Action item:
In full and word for word, print the data below.

(App and web page records)
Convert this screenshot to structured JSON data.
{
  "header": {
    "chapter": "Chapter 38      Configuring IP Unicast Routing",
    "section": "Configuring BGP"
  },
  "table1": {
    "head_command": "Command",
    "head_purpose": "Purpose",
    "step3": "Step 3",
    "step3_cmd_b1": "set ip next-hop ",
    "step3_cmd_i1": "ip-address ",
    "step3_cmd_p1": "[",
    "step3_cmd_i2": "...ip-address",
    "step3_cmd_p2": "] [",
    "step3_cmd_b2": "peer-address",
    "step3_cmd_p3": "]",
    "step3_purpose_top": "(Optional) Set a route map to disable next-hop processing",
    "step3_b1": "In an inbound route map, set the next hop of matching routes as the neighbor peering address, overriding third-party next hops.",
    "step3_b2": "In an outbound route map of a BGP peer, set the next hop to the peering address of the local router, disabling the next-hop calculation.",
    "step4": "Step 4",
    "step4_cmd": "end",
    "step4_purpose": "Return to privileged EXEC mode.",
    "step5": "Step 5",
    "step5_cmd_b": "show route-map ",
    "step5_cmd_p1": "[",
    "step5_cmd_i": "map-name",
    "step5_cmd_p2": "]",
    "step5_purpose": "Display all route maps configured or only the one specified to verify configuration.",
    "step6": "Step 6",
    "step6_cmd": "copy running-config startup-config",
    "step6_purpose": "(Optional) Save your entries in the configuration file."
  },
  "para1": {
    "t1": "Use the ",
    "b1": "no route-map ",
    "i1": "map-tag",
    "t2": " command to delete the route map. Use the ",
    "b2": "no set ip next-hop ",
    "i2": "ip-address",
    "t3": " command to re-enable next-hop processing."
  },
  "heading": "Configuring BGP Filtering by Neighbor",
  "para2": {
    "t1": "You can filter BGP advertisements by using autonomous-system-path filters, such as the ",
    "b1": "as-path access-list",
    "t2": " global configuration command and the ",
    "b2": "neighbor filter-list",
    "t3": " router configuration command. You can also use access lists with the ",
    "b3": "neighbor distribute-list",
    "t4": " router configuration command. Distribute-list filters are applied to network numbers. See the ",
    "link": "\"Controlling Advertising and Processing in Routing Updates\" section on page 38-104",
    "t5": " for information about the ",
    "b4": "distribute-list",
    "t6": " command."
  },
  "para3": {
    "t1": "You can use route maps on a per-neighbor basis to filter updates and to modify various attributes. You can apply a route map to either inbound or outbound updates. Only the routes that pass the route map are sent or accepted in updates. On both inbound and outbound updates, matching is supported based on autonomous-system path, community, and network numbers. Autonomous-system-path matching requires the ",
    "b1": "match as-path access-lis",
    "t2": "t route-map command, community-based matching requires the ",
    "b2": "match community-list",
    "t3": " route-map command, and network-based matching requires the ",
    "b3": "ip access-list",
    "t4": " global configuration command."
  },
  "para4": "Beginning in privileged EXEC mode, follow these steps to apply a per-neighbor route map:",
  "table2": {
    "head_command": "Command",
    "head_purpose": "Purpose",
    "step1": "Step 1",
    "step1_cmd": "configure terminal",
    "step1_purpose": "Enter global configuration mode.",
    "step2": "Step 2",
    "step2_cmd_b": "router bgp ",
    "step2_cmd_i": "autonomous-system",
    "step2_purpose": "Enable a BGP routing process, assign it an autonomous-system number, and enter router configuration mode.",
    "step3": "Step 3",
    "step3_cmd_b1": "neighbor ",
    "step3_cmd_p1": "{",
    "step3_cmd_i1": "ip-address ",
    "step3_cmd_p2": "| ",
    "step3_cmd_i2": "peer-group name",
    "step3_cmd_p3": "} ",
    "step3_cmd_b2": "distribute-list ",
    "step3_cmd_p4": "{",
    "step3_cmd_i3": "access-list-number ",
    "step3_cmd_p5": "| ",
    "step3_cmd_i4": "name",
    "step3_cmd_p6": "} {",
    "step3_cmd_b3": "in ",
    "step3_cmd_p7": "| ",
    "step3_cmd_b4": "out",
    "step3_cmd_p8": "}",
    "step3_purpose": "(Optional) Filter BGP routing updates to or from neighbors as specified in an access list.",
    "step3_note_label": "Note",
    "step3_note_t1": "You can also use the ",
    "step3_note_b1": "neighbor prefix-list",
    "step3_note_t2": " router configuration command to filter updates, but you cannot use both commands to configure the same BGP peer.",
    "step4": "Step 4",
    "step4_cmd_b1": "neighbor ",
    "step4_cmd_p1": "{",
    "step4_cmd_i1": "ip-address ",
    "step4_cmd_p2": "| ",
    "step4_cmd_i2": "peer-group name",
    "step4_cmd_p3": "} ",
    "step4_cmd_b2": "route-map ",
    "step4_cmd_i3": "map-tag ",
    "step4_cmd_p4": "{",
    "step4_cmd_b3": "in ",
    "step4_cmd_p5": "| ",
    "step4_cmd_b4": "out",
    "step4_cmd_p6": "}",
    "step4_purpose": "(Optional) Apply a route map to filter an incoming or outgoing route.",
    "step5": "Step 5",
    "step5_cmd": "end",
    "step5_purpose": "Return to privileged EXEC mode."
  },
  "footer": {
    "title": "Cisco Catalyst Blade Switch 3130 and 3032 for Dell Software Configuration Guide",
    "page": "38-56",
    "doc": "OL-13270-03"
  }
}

Finished exercise:
Convert this screenshot to structured JSON data.
{
  "header": {
    "chapter": "Chapter 38      Configuring IP Unicast Routing",
    "section": "Configuring BGP"
  },
  "table1": {
    "head_command": "Command",
    "head_purpose": "Purpose",
    "step3": "Step 3",
    "step3_cmd_b1": "set ip next-hop ",
    "step3_cmd_i1": "ip-address ",
    "step3_cmd_p1": "[",
    "step3_cmd_i2": "...ip-address",
    "step3_cmd_p2": "] [",
    "step3_cmd_b2": "peer-address",
    "step3_cmd_p3": "]",
    "step3_purpose_top": "(Optional) Set a route map to disable next-hop processing",
    "step3_b1": "In an inbound route map, set the next hop of matching routes as the neighbor peering address, overriding third-party next hops.",
    "step3_b2": "In an outbound route map of a BGP peer, set the next hop to the peering address of the local router, disabling the next-hop calculation.",
    "step4": "Step 4",
    "step4_cmd": "end",
    "step4_purpose": "Return to privileged EXEC mode.",
    "step5": "Step 5",
    "step5_cmd_b": "show route-map ",
    "step5_cmd_p1": "[",
    "step5_cmd_i": "map-name",
    "step5_cmd_p2": "]",
    "step5_purpose": "Display all route maps configured or only the one specified to verify configuration.",
    "step6": "Step 6",
    "step6_cmd": "copy running-config startup-config",
    "step6_purpose": "(Optional) Save your entries in the configuration file."
  },
  "para1": {
    "t1": "Use the ",
    "b1": "no route-map ",
    "i1": "map-tag",
    "t2": " command to delete the route map. Use the ",
    "b2": "no set ip next-hop ",
    "i2": "ip-address",
    "t3": " command to re-enable next-hop processing."
  },
  "heading": "Configuring BGP Filtering by Neighbor",
  "para2": {
    "t1": "You can filter BGP advertisements by using autonomous-system-path filters, such as the ",
    "b1": "as-path access-list",
    "t2": " global configuration command and the ",
    "b2": "neighbor filter-list",
    "t3": " router configuration command. You can also use access lists with the ",
    "b3": "neighbor distribute-list",
    "t4": " router configuration command. Distribute-list filters are applied to network numbers. See the ",
    "link": "\"Controlling Advertising and Processing in Routing Updates\" section on page 38-104",
    "t5": " for information about the ",
    "b4": "distribute-list",
    "t6": " command."
  },
  "para3": {
    "t1": "You can use route maps on a per-neighbor basis to filter updates and to modify various attributes. You can apply a route map to either inbound or outbound updates. Only the routes that pass the route map are sent or accepted in updates. On both inbound and outbound updates, matching is supported based on autonomous-system path, community, and network numbers. Autonomous-system-path matching requires the ",
    "b1": "match as-path access-lis",
    "t2": "t route-map command, community-based matching requires the ",
    "b2": "match community-list",
    "t3": " route-map command, and network-based matching requires the ",
    "b3": "ip access-list",
    "t4": " global configuration command."
  },
  "para4": "Beginning in privileged EXEC mode, follow these steps to apply a per-neighbor route map:",
  "table2": {
    "head_command": "Command",
    "head_purpose": "Purpose",
    "step1": "Step 1",
    "step1_cmd": "configure terminal",
    "step1_purpose": "Enter global configuration mode.",
    "step2": "Step 2",
    "step2_cmd_b": "router bgp ",
    "step2_cmd_i": "autonomous-system",
    "step2_purpose": "Enable a BGP routing process, assign it an autonomous-system number, and enter router configuration mode.",
    "step3": "Step 3",
    "step3_cmd_b1": "neighbor ",
    "step3_cmd_p1": "{",
    "step3_cmd_i1": "ip-address ",
    "step3_cmd_p2": "| ",
    "step3_cmd_i2": "peer-group name",
    "step3_cmd_p3": "} ",
    "step3_cmd_b2": "distribute-list ",
    "step3_cmd_p4": "{",
    "step3_cmd_i3": "access-list-number ",
    "step3_cmd_p5": "| ",
    "step3_cmd_i4": "name",
    "step3_cmd_p6": "} {",
    "step3_cmd_b3": "in ",
    "step3_cmd_p7": "| ",
    "step3_cmd_b4": "out",
    "step3_cmd_p8": "}",
    "step3_purpose": "(Optional) Filter BGP routing updates to or from neighbors as specified in an access list.",
    "step3_note_label": "Note",
    "step3_note_t1": "You can also use the ",
    "step3_note_b1": "neighbor prefix-list",
    "step3_note_t2": " router configuration command to filter updates, but you cannot use both commands to configure the same BGP peer.",
    "step4": "Step 4",
    "step4_cmd_b1": "neighbor ",
    "step4_cmd_p1": "{",
    "step4_cmd_i1": "ip-address ",
    "step4_cmd_p2": "| ",
    "step4_cmd_i2": "peer-group name",
    "step4_cmd_p3": "} ",
    "step4_cmd_b2": "route-map ",
    "step4_cmd_i3": "map-tag ",
    "step4_cmd_p4": "{",
    "step4_cmd_b3": "in ",
    "step4_cmd_p5": "| ",
    "step4_cmd_b4": "out",
    "step4_cmd_p6": "}",
    "step4_purpose": "(Optional) Apply a route map to filter an incoming or outgoing route.",
    "step5": "Step 5",
    "step5_cmd": "end",
    "step5_purpose": "Return to privileged EXEC mode."
  },
  "footer": {
    "title": "Cisco Catalyst Blade Switch 3130 and 3032 for Dell Software Configuration Guide",
    "page": "38-56",
    "doc": "OL-13270-03"
  }
}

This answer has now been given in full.